Taking Down Exhibits: Around 2:00 or a bit later, students can take their exhibits down once the judging is done. The alternative is to take them down following the awards ceremony.
Award Ceremony: This will take place in the Ohio Statehouse Rotunda at 3:00. Please make your way there by this time.
- On the day of the contest, be sure to check the schedule available at the sign in table for any changes.
- Remember to bring four copies of your written packet that includes title page, process paper, and annotated bibliography.
- Students who made documentaries should bring a backup copy on a flash drive.
- Be at the door of your judging location no later than 15 minutes before your judging time.
- You are welcome to leave after your judging to grab lunch or walk around downtown.
- Documentaries and performances who move onto the second round still need to be available, however.
- There will be no public WiFi during this event, so please bring activities.
Junior Division Schedules:
Senior Division Schedules:
We are looking forward to seeing you on Saturday, February 29th!
Ohio History Day judges are historians, educators, and others interested in history and education. These dedicated volunteers serve as judges at each level of the History Day competition.
Judges agree to look at three main areas of each project. Any person who feels they can comfortably evaluate these aspects of a project may volunteer to judge.
1. Historical Quality (60%)
- Is the entry historically accurate?
- Does the entry provide analysis and interpretation of the historical data rather than just a description?
- Does the entry demonstrate an understanding of historical context?
- Does the annotated bibliography demonstrate wide research?

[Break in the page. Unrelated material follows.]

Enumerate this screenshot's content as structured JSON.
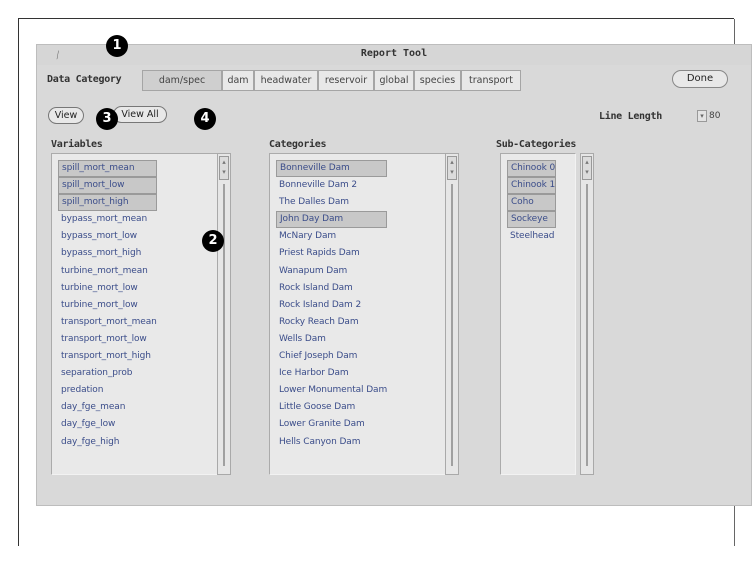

- Does the entry demonstrate a balanced presentation of materials?
- Does the entry demonstrate use of available primary sources?
2. Relation to the Theme (20%)
- How does the topic relate to the theme?
- Why is the topic important?
- How is the topic significant in history and in relation to the NHD theme?
- How did the topic influence history?
- Howe did the events and atmosphere (social, economic, political, and cultural aspects of the topic's time period) influence the topic in history?
3. Clarity of Presentation (20%)
- Is the entry original, creative, and imaginative in subject and presentation?
- Is the written material clear, grammatically correct, and accurately spelled?
- Is the entry well-organized?
- Is the visual material presented clearly?